Land of the midnight sun

”Don’t be put off Alaska because you think it will be too cold. Visitors often think that they won’t get sunshine in Alaska, but in fact there are almost 24 hours of sunlight. You can arrive at the campsite at 9pm and sit at the campfire with the sun shining in your face. It might only be 18 degrees by then, but because the sun is shining, it always feels warmer.

”Summer solstice in Anchorage is one big festival, as it never gets dark. The town of Hope has music every weekend during the height of the long summer days, people dancing in their rubber boots, and just a wonderful atmosphere.

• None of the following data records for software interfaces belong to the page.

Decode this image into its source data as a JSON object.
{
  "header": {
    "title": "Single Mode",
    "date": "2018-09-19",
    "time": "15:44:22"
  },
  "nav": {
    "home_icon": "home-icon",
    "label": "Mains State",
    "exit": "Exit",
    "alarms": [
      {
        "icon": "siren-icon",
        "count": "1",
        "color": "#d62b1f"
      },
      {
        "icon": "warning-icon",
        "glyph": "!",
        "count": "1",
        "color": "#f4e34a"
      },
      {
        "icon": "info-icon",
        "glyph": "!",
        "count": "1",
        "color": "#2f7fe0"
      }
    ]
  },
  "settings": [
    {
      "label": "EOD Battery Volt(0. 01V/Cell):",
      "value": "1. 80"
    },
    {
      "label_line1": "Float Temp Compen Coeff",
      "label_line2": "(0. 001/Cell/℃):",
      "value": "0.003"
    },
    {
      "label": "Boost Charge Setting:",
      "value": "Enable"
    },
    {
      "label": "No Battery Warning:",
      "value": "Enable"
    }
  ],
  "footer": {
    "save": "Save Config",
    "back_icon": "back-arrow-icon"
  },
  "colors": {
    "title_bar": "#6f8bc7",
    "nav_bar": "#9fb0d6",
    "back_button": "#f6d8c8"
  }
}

”People do worry about mosquitoes, but these ones bite you but don’t harm you, so they don’t worry me much. You just need to be sensible, have camp fires, and close the zips on your tent.”
Powell Ettinger, director of our small ship cruising holidays supplier The Small Cruise Ship Collection, has some all-weather packing tips: "The weather is changeable and sunshine does certainly happen – so pack layers so that you can easily remove them when out doing activities such as hiking or kayaking that will warm you up. Hiking trousers that unzip into shorts are great, as are moisture wicking base tops, because the air is pretty damp up here and that doesn’t work well with cottons.

"Good waterproofs are a must and do remember an extra pair of gloves, as they nearly always get wet. Same goes for socks; get moisture absorbing ones, and bring plenty of them. If you are brave, pack a swimsuit for a polar dip. The less brave will enjoy the on deck hot tub, though."

Festivals & events in Alaska

Salmon run

Bear Grylls has nothing on these fish that run the gauntlet from the sea to their spawning grounds every spring and summer. Along the way, fishermen and bears alike brace themselves in the river to catch the salmon struggling upriver. Different salmon species flip-flop their way upriver, from king salmon in May to cohos in late September.

Berry festivals

During Augustís berry festivals, huckleberries, blueberries, salmonberries and redcurrants start to sweeten winter-bare trees and shrubs. The fruits are like magnets for bears that plod miles to munch on them before hibernation. Theyíre also catnip for Alaskan cooks, who pack them in everything from pies to beer.
Photo credits: [Page banner: Paxson Woelber] [Intro: Ali Inay] [Natalie Morawietz Quote: Bering Land Bridge National Preserve] [Salmon run: Natalia_Kollegova] [Berry festivals: U.S. Fish and Wildlife Service]